4. Middle Class: most “white collar” workers, including many of the self-employed, and a group most afflicted with status anxiety and confusion, envying the refinement of the upper-middle class and the leisure of the uppers.
5. High Prole: skilled, often wealthy manufacturing or service workers, who may outearn middle and even upper-middle class people but maintain a distinctively “lowbrow” culture.
6. Mid Prole: an intermediate level of often poor workers, but with stable employment and relative security.
7. Low Prole: the working poor, with difficulty finding steady employment.
8. Destitute: the homeless underclass.
9. Bottom out-of-sight: those incarcerated in prisons, or otherwise outside the purview of sociology; like top-out-of-sights, they fall so low in society as to become effectively invisible.
Fussell also proposes the existence of a small subset of Americans who don’t fit into any of the above social classes, known as “Category X”. Recruited from all social classes, they are the intellectual, stylish misfits whom others try to emulate, but by no means qualify as an elite. Fussell claims “X” to be a category rather than class since one gains membership on account of personal qualities and values rather than social background or breeding.
On Sunday, May 15, 2005, The New York Times began their “Class Matters” series declaring “class is still a powerful force in American life.” The month-long series has examined class disparities in marriage, educational opportunities, religious life and comparative immigration experienceshttp://www.nytimes.com/pages/national/class/index.html
Accrding to NYT Class is a lot more than money. It“influences destiny in a society that likes to think of itself as a land of unbounded opportunity.” “One way to think of a person's position in society is to imagine a hand of cards. Everyone is dealt FOUR cards, one from each suit: EDUCATION, INCOME, OCCUPATION and WEALTH, the four commonly used criteria for gauging class. Face cards in a few categories may land a player in the upper middle class.”

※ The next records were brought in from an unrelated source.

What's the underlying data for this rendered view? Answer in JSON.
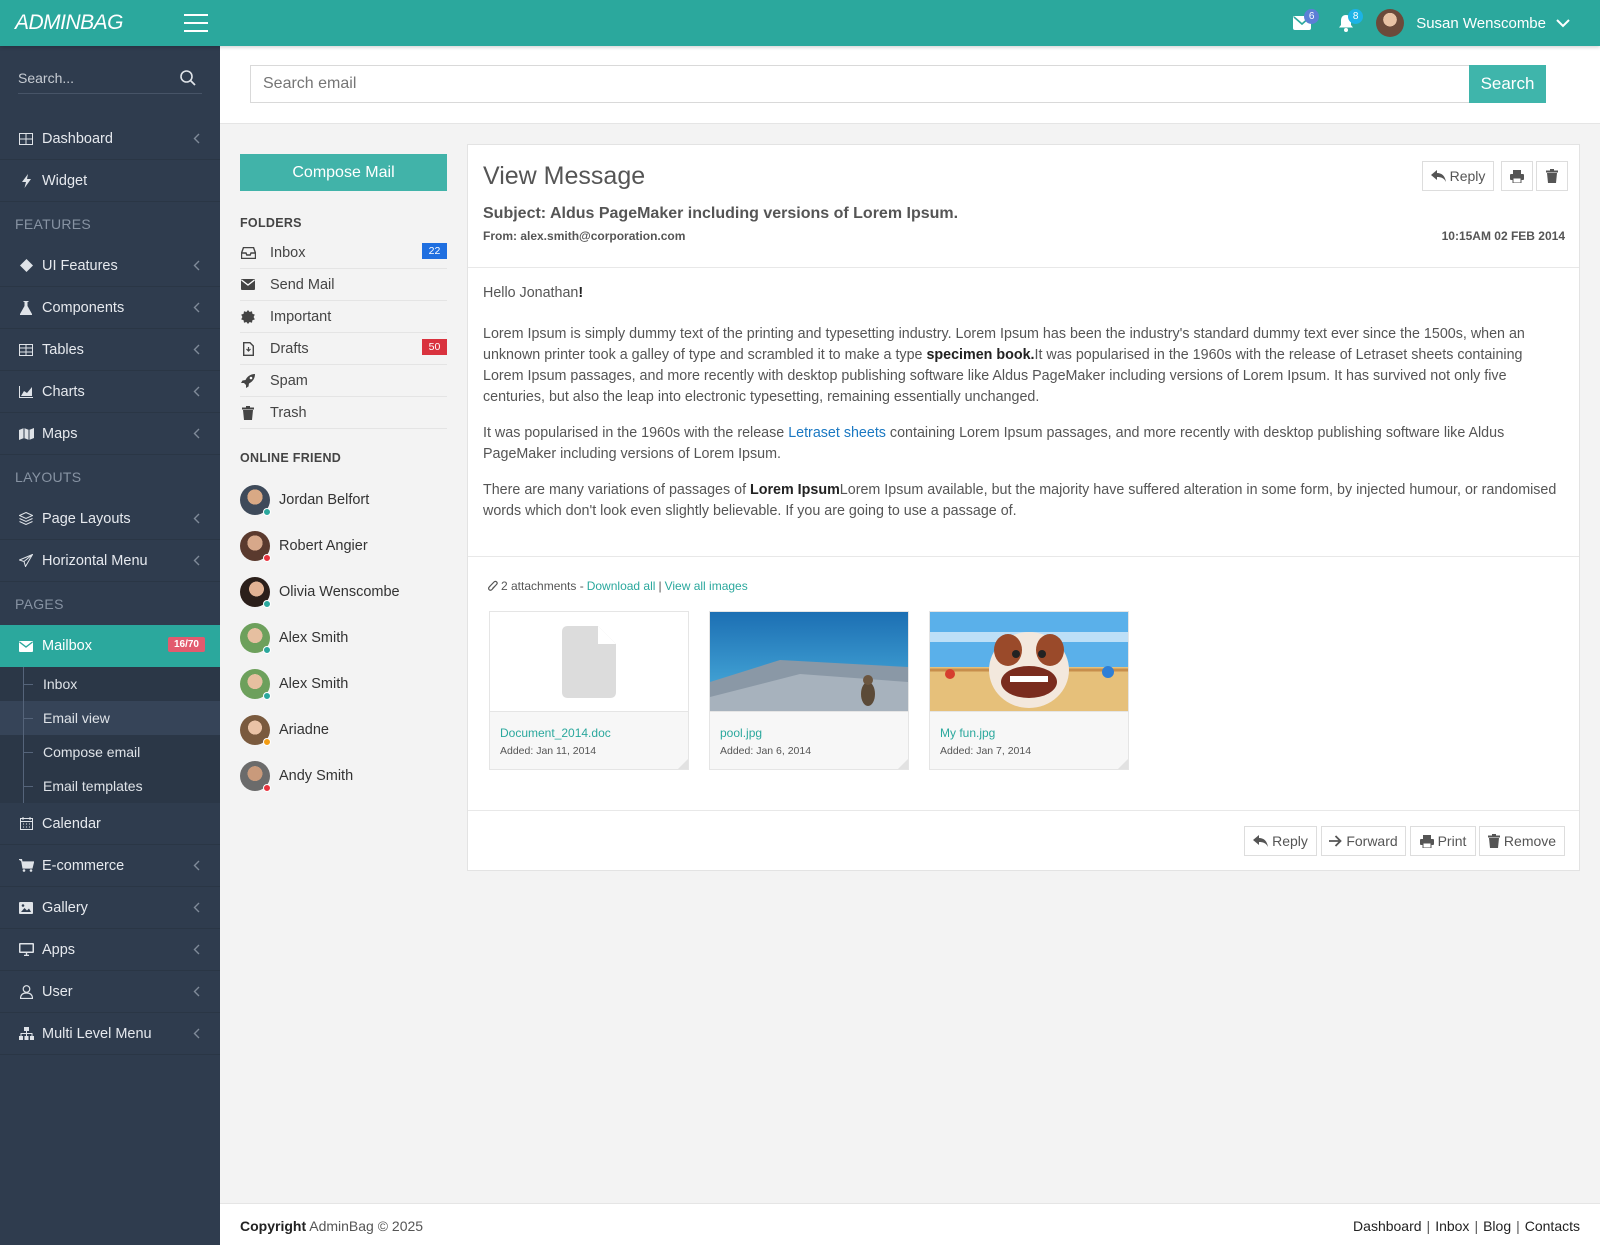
{
  "header": {
    "logo": "ADMINBAG",
    "mail_count": "6",
    "notif_count": "8",
    "user_name": "Susan Wenscombe"
  },
  "sidebar": {
    "search_placeholder": "Search...",
    "items": [
      {
        "label": "Dashboard",
        "icon": "grid-icon",
        "chevron": true
      },
      {
        "label": "Widget",
        "icon": "bolt-icon",
        "chevron": false
      },
      {
        "heading": "FEATURES"
      },
      {
        "label": "UI Features",
        "icon": "diamond-icon",
        "chevron": true
      },
      {
        "label": "Components",
        "icon": "flask-icon",
        "chevron": true
      },
      {
        "label": "Tables",
        "icon": "table-icon",
        "chevron": true
      },
      {
        "label": "Charts",
        "icon": "chart-icon",
        "chevron": true
      },
      {
        "label": "Maps",
        "icon": "map-icon",
        "chevron": true
      },
      {
        "heading": "LAYOUTS"
      },
      {
        "label": "Page Layouts",
        "icon": "layers-icon",
        "chevron": true
      },
      {
        "label": "Horizontal Menu",
        "icon": "send-icon",
        "chevron": true
      },
      {
        "heading": "PAGES"
      }
    ],
    "mailbox": {
      "label": "Mailbox",
      "badge": "16/70"
    },
    "mailbox_sub": [
      "Inbox",
      "Email view",
      "Compose email",
      "Email templates"
    ],
    "items_after": [
      {
        "label": "Calendar",
        "icon": "calendar-icon",
        "chevron": false
      },
      {
        "label": "E-commerce",
        "icon": "cart-icon",
        "chevron": true
      },
      {
        "label": "Gallery",
        "icon": "image-icon",
        "chevron": true
      },
      {
        "label": "Apps",
        "icon": "monitor-icon",
        "chevron": true
      },
      {
        "label": "User",
        "icon": "user-icon",
        "chevron": true
      },
      {
        "label": "Multi Level Menu",
        "icon": "sitemap-icon",
        "chevron": true
      }
    ]
  },
  "search": {
    "placeholder": "Search email",
    "button": "Search"
  },
  "mail": {
    "compose": "Compose Mail",
    "folders_title": "FOLDERS",
    "folders": [
      {
        "label": "Inbox",
        "icon": "inbox-icon",
        "badge": "22",
        "badge_color": "#1f6fe0"
      },
      {
        "label": "Send Mail",
        "icon": "envelope-icon",
        "badge": "",
        "badge_color": ""
      },
      {
        "label": "Important",
        "icon": "certificate-icon",
        "badge": "",
        "badge_color": ""
      },
      {
        "label": "Drafts",
        "icon": "file-icon",
        "badge": "50",
        "badge_color": "#d9323e"
      },
      {
        "label": "Spam",
        "icon": "rocket-icon",
        "badge": "",
        "badge_color": ""
      },
      {
        "label": "Trash",
        "icon": "trash-icon",
        "badge": "",
        "badge_color": ""
      }
    ],
    "friends_title": "ONLINE FRIEND",
    "friends": [
      {
        "name": "Jordan Belfort",
        "status_color": "#2ba89d"
      },
      {
        "name": "Robert Angier",
        "status_color": "#e8343f"
      },
      {
        "name": "Olivia Wenscombe",
        "status_color": "#2ba89d"
      },
      {
        "name": "Alex Smith",
        "status_color": "#2ba89d"
      },
      {
        "name": "Alex Smith",
        "status_color": "#2ba89d"
      },
      {
        "name": "Ariadne",
        "status_color": "#f39c12"
      },
      {
        "name": "Andy Smith",
        "status_color": "#e8343f"
      }
    ]
  },
  "message": {
    "title": "View Message",
    "reply": "Reply",
    "subject": "Subject: Aldus PageMaker including versions of Lorem Ipsum.",
    "from": "From: alex.smith@corporation.com",
    "date": "10:15AM 02 FEB 2014",
    "greeting_name": "Hello Jonathan",
    "greeting_mark": "!",
    "p1_a": "Lorem Ipsum is simply dummy text of the printing and typesetting industry. Lorem Ipsum has been the industry's standard dummy text ever since the 1500s, when an unknown printer took a galley of type and scrambled it to make a type ",
    "p1_b": "specimen book.",
    "p1_c": "It was popularised in the 1960s with the release of Letraset sheets containing Lorem Ipsum passages, and more recently with desktop publishing software like Aldus PageMaker including versions of Lorem Ipsum. It has survived not only five centuries, but also the leap into electronic typesetting, remaining essentially unchanged.",
    "p2_a": "It was popularised in the 1960s with the release ",
    "p2_link": "Letraset sheets",
    "p2_c": " containing Lorem Ipsum passages, and more recently with desktop publishing software like Aldus PageMaker including versions of Lorem Ipsum.",
    "p3_a": "There are many variations of passages of ",
    "p3_b": "Lorem Ipsum",
    "p3_c": "Lorem Ipsum available, but the majority have suffered alteration in some form, by injected humour, or randomised words which don't look even slightly believable. If you are going to use a passage of.",
    "attach_count": "2 attachments - ",
    "download_all": "Download all",
    "sep": "|",
    "view_images": "View all images",
    "attachments": [
      {
        "name": "Document_2014.doc",
        "added": "Added: Jan 11, 2014"
      },
      {
        "name": "pool.jpg",
        "added": "Added: Jan 6, 2014"
      },
      {
        "name": "My fun.jpg",
        "added": "Added: Jan 7, 2014"
      }
    ],
    "actions": {
      "reply": "Reply",
      "forward": "Forward",
      "print": "Print",
      "remove": "Remove"
    }
  },
  "footer": {
    "copy_bold": "Copyright",
    "copy_rest": " AdminBag © 2025",
    "links": [
      "Dashboard",
      "Inbox",
      "Blog",
      "Contacts"
    ],
    "sep": "|"
  }
}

And, perhaps most importantly for the majority of Americans: One of the dramatic findings in the first Times article is the glaring disparity between the public perception of mobility in American and the reality. Americans overwhelmingly believe that they live in a mobile society. Half of those polled believe they have a chance to become financially wealthy. But the data now shows that the U.S. has LESS mobility than the countries of Europe, which Americans always thought of as having rigid class and caste system.
In Mexico, according to most observers the social mobility is even more curtailed that it becomes in the USA do to remnants of medieval Spanish social system superimposed over a racial divine in the " new world".
Vivere non est necesse, navigare necesse est!
(This post was edited by MariaLund on Oct 25, 2006, 12:54 PM)